The recipe given has been modified due to ingredient availability and new kitchenware which have aided the process. Originally, the recipe called for Swiss chard and borage in addition to spinach.  Borage is a plant that is hard to find in the United States and it has purple flowers and its leaves have a velvet like texture.  It supposedly tastes very similar to cucumber, and it helped make the filling lighter and fluffier.  Also traditionally sage was added for a little extra flavor. Instead of packaged breadcrumbs, bread would be dried a few days before and grated.  Similarly, the bread and herbs are sometimes replaced in today’s recipe by packaged “Stovetop” stuffing mix due to the convenience of having the two ingredients already packaged together. Additionally, nearly all of the ingredients would be home grown and harvested and prepared by the men on the day the raviolis were being made.  The ingredients that weren’t home grown were bought from the neighborhood vegetable market, butcher and dairy. The men would generally be put in charge of harvesting the vegetables from the garden, running errands to buy last minute ingredients and would always grate the Parmesan cheese on a homemade grater box that was made in the early 1900s and is still used by my family to date.

As far as the process is concerned, there was no CuisinArt decades ago, so instead a hand powered meat grinder was used to combine the ingredients.  This was always considered a fun activity by the children involved, and they would always take turns turning the grinder.  The dough also was made directly on a wooden board on top of the kitchen table by making a well in the middle of a large pile of flour, beating the eggs and adding the olive oil and kneading until there was a big ball of dough.  The dough was then rolled out with a three foot long rolling pin.  This is not as easy as it sounds as it takes a lot of skill, intuition, and finesse to get the entire slab of dough to be thin enough and be uniform in thickness.  For this reason, we now use a pasta machine, which can be adjusted to different thicknesses to roll out the dough.  The last few steps, however, remain unchanged.  Once the dough is rolled out and the filling has been spread over half of it and it has been folded in half, the special three foot ravioli pin is use to outline the raviolis.  The pin consists of ravioli shaped indentations, that when rolled over the dough, cause the filling to be centered in each individual ravioli.  (At the end of the document there is a picture of a modern and much shorter variation of the rolling pin).  The pin has been passed down through generations, and the pin that my family still uses today can be dated back five generations.  The same is true for the ravioli cuter, which looks like a miniature pizza cuter but with serrated edges and is used to cut between the raviolis to separate them.

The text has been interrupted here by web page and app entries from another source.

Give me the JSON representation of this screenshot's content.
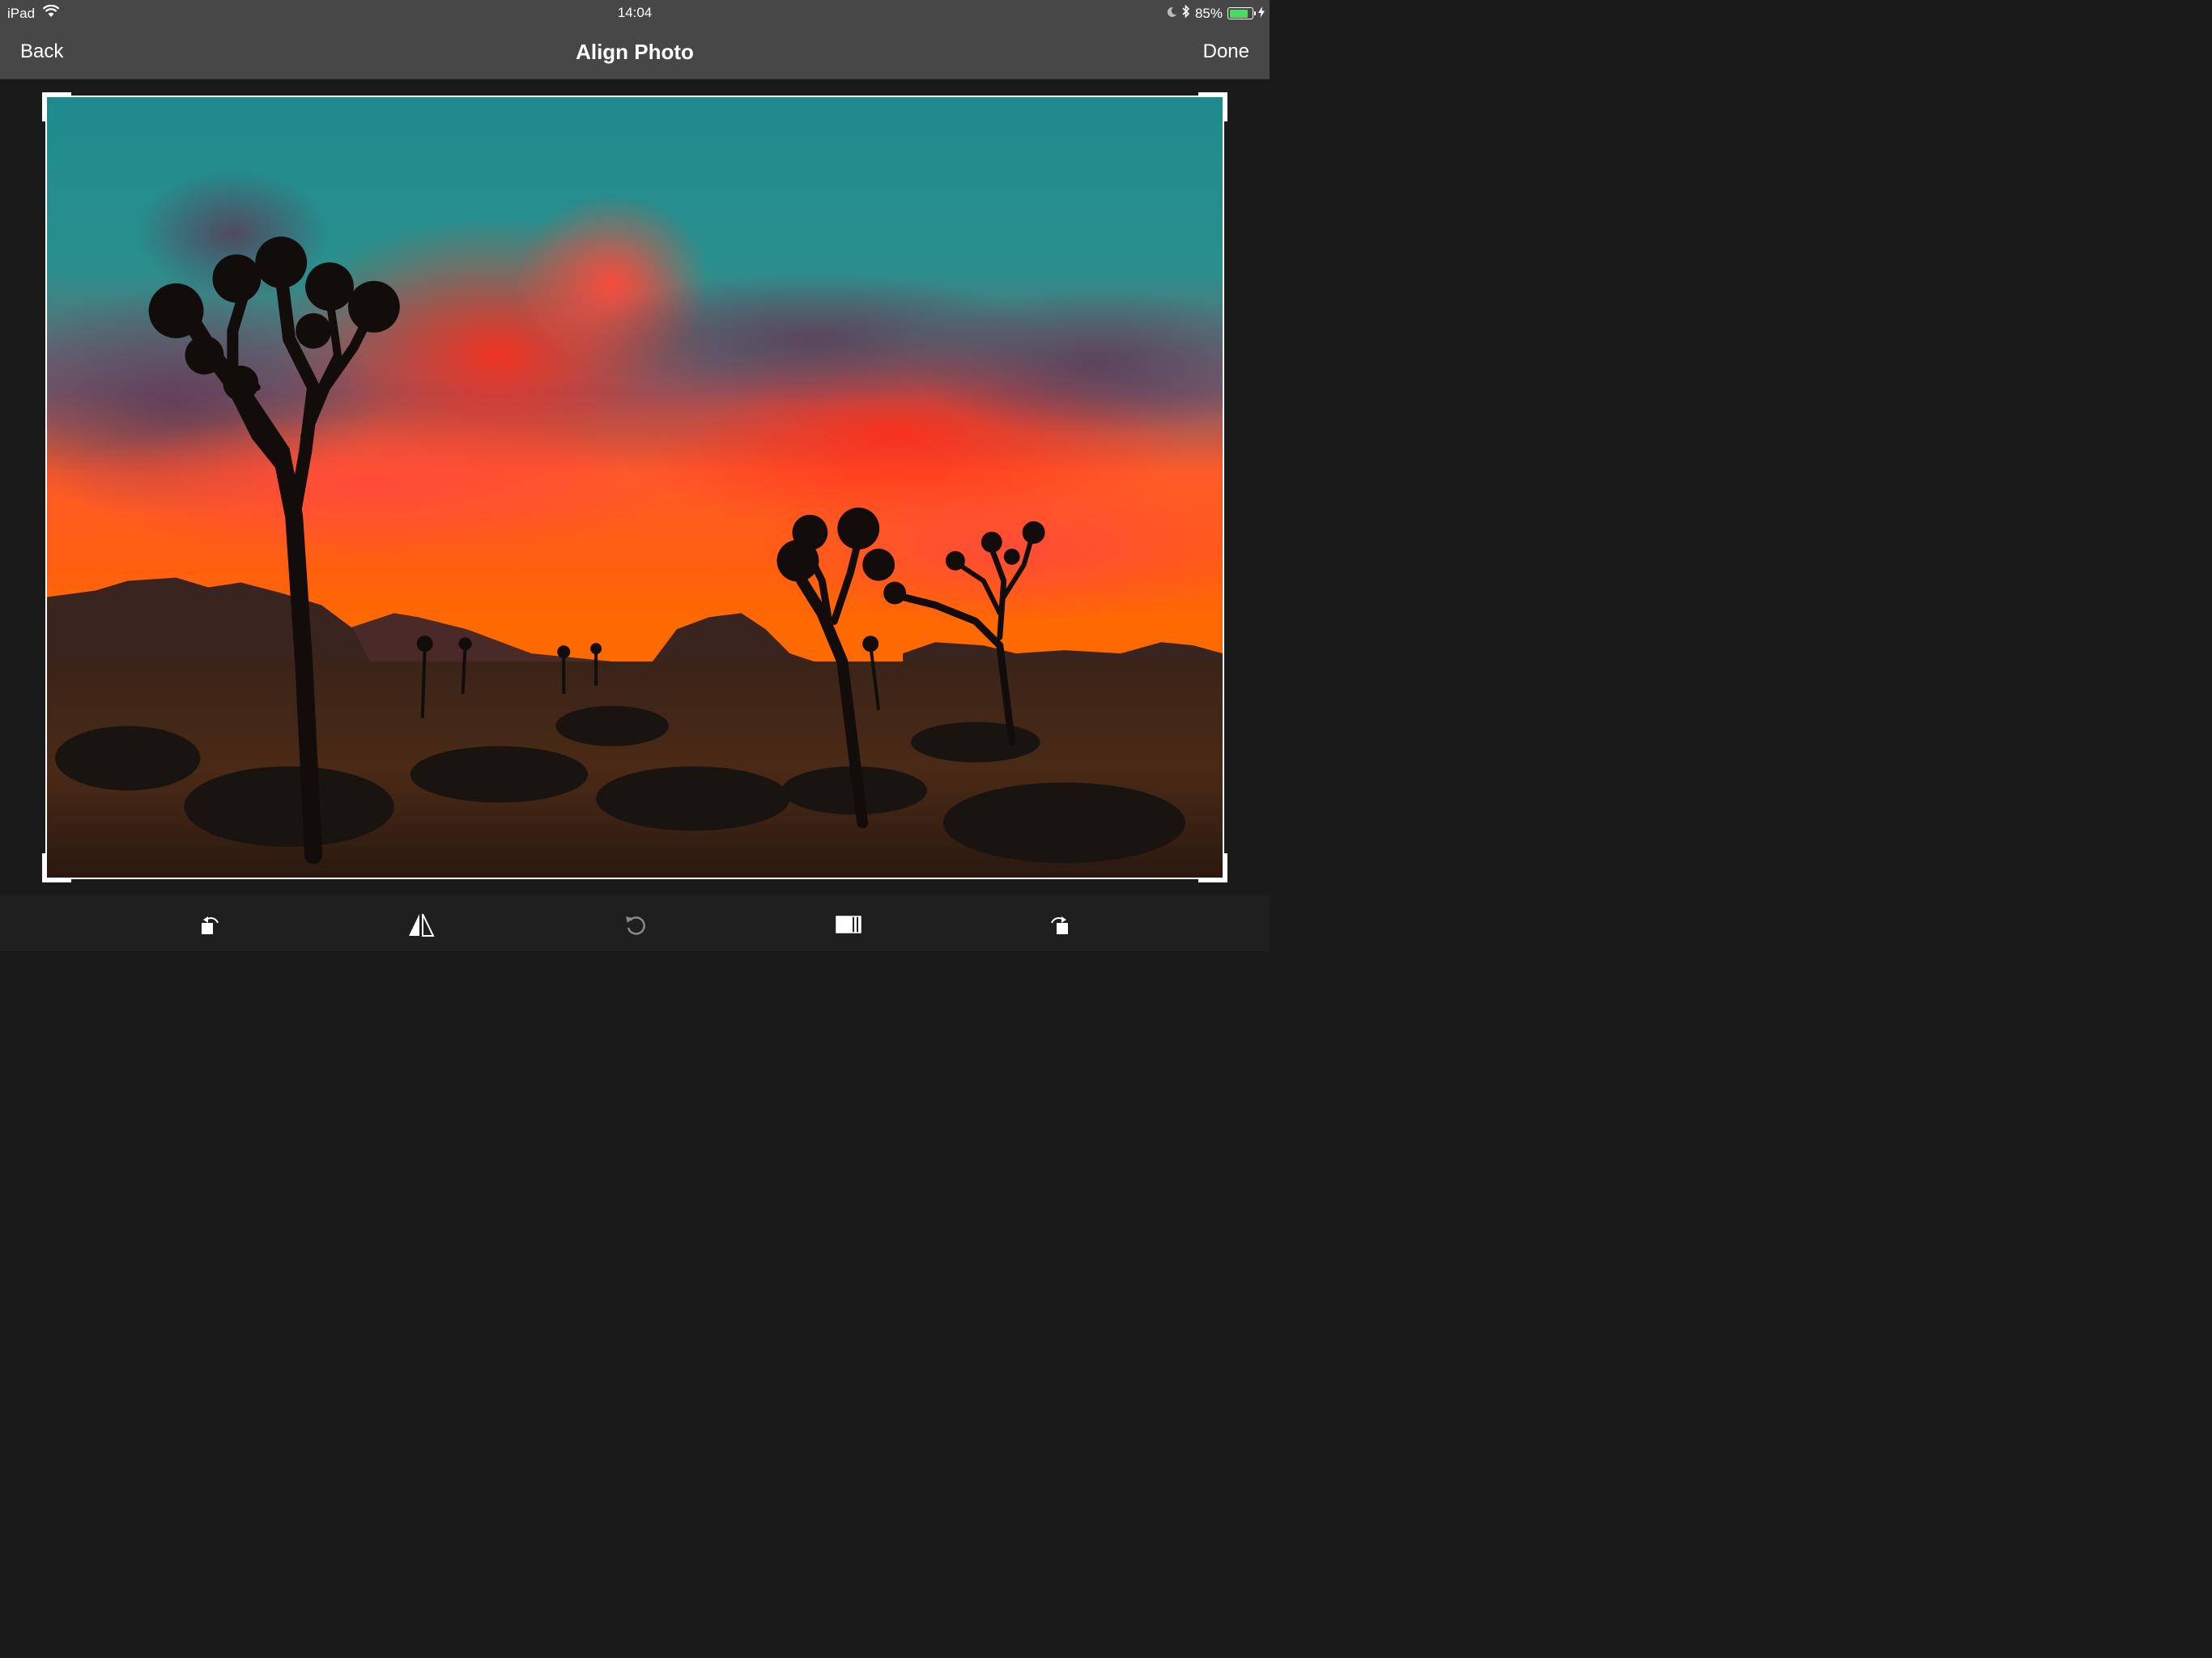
{
  "status_bar": {
    "device": "iPad",
    "time": "14:04",
    "battery_percent": "85%",
    "battery_level": 0.85,
    "battery_color": "#4cd964"
  },
  "nav": {
    "back_label": "Back",
    "title": "Align Photo",
    "done_label": "Done"
  },
  "toolbar": {
    "tools": [
      {
        "name": "rotate-left",
        "icon": "rotate-left-icon",
        "enabled": true
      },
      {
        "name": "flip",
        "icon": "flip-horizontal-icon",
        "enabled": true
      },
      {
        "name": "reset",
        "icon": "undo-rotate-icon",
        "enabled": false
      },
      {
        "name": "aspect-ratio",
        "icon": "aspect-ratio-icon",
        "enabled": true
      },
      {
        "name": "rotate-right",
        "icon": "rotate-right-icon",
        "enabled": true
      }
    ]
  },
  "colors": {
    "bar_background": "#474747",
    "editor_background": "#1a1a1a",
    "toolbar_background": "#1f1f1f"
  }
}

Making raviolis has always been a treasured family tradition, and the length and complexity of the process is all worth it in the end because the raviolis are to die for.  They are definitely much superior to raviolis that you can find from supermarkets or restaurants.  Our family takes great pride in the recipe and always looks forward to getting the chance to eat the raviolis each year.  Both my grandmother and I are confident that this recipe will continue to be used by future generations for a long time to come!

Ravioli Rolling Pin:

The process of rolling out and cutting the individual raviolis:

A meat grinder: